Brothers and sisters, the fight against racism and all other evil skubalon that proceeds from the heart is a noble fight. We should never accept any evil on account of “that’s just the way it is.” But if we are truly to begin to combat any evil, if we are truly intent upon following those great commandments of our Lord and Savior, we must begin in all humility in the shadow of the Cross. It is there that our fleshy hearts, our skubalon-filled hearts are circumsized. It is there that we come to recognize our undeserving nature. It is there that we come to recognize the true inestimable value of grace. And then, as a raised people empowered by the Holy Spirit, we are fit heralds of God’s grace to the world. Such humility never seeks a reward. Such humility understands it does not deserve any reward. But it is that kind of humility that truly models the life our Lord lived for us and for all those in the world around us, whether they have heard His offer or not. It is, in the end, that humility which will lead to crucifixion of all our pride and egos, and all the sins that flow from them.
In the days and weeks that followed the shooting in Charleston which served as the foundation for this nationwide, inter-denominational effort today, that humility was certainly on display. Over and over the survivors and the families of the martyrs struggled to explain their effort to forgive the young man who maliciously altered their lives on earth.

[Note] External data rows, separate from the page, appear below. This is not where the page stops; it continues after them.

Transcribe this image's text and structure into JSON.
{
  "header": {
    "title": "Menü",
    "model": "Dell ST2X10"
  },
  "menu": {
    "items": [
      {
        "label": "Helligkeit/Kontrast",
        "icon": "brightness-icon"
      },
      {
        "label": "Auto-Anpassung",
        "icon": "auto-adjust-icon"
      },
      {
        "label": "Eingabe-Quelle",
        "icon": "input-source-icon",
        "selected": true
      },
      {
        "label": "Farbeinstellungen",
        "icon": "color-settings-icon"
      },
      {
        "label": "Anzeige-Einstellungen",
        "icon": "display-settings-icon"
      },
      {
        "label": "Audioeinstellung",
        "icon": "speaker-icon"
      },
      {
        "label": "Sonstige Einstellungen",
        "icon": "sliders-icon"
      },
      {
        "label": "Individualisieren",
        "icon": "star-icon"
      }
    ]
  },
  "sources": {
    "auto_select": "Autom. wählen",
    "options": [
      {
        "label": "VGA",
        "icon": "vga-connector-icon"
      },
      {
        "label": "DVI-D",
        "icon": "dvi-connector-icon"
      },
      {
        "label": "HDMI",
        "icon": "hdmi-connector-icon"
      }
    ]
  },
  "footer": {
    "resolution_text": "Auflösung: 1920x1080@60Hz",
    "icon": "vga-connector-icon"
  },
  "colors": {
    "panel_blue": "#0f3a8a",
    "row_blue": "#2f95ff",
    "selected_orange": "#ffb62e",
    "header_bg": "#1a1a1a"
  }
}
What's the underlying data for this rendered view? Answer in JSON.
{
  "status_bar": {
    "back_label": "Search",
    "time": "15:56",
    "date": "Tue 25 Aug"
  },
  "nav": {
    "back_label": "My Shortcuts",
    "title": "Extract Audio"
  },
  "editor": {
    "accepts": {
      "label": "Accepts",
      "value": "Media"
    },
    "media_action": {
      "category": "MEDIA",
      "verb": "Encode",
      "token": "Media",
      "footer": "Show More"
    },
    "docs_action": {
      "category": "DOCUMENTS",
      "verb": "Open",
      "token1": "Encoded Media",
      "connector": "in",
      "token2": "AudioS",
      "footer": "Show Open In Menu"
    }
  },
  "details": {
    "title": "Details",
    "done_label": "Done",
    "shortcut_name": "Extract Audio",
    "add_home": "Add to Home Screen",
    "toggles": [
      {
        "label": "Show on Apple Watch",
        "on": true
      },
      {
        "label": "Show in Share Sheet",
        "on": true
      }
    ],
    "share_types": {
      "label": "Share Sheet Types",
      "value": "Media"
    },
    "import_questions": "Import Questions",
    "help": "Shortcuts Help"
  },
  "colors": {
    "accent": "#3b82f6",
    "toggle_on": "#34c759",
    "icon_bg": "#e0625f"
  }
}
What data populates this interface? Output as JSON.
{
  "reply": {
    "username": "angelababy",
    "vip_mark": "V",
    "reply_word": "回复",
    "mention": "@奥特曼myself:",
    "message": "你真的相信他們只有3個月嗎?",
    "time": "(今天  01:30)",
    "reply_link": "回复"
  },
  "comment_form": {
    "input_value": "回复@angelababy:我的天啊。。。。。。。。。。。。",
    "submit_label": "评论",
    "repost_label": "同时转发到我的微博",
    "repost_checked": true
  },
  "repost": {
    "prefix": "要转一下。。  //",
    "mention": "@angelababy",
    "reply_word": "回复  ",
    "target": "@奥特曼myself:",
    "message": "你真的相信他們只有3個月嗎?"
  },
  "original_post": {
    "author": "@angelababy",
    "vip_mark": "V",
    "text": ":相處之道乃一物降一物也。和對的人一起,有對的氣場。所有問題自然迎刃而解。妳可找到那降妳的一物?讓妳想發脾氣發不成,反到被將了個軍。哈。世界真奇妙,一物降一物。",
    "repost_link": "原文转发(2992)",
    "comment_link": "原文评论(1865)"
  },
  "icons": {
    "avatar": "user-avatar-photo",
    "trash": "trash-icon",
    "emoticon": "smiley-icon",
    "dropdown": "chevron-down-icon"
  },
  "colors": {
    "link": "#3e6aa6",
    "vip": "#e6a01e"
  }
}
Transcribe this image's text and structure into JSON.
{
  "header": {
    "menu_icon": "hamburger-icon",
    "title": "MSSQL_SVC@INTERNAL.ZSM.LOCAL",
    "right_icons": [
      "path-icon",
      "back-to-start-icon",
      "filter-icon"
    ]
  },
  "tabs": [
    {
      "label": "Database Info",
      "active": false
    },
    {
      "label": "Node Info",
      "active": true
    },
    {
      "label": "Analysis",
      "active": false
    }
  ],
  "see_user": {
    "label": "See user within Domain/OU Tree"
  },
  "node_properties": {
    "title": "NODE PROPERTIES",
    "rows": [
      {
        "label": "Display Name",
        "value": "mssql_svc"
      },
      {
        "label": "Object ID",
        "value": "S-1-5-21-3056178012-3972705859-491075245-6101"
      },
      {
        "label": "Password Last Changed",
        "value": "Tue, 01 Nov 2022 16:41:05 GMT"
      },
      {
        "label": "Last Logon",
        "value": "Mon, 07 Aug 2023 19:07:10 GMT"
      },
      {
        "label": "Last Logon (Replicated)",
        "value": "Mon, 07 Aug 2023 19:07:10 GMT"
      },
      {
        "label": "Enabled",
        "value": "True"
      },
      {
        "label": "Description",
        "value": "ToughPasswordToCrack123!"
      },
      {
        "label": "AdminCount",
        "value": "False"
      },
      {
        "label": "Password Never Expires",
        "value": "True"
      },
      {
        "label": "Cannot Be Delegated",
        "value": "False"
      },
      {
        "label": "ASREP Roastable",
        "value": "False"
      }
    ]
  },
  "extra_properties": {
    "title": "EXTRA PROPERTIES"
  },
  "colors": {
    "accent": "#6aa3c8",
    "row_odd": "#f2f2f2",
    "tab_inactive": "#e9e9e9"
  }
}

Newspapers and televisions and blogs were full of stories of trying to comprehend their humility. How could they explain their need to forgive? How could they mourn and yet find hope in such a bitter situation? And for a brief time, a small snippet, we got to see the fruits of such humility on display. For a few short weeks, they came. For some weeks people of every color, creed and language visited to worship with them, to mourn with them, and to encourage them. For a brief while Facebook memes raged that it was a shame we were not like that all the time. Of course, God is like that, is He not. When we are the most vulnerable, when we are the most helpless, when we are the most impotent, that's when He shows up in all His redeeming glory. For a few brief weeks, the Church resembled the resplendent bride for which He died and which He promises to raise. For a time, the Church lived what He taught. The Church was glorified in its humility. Pray that we do more and more, that all might be drawn to His saving embrace.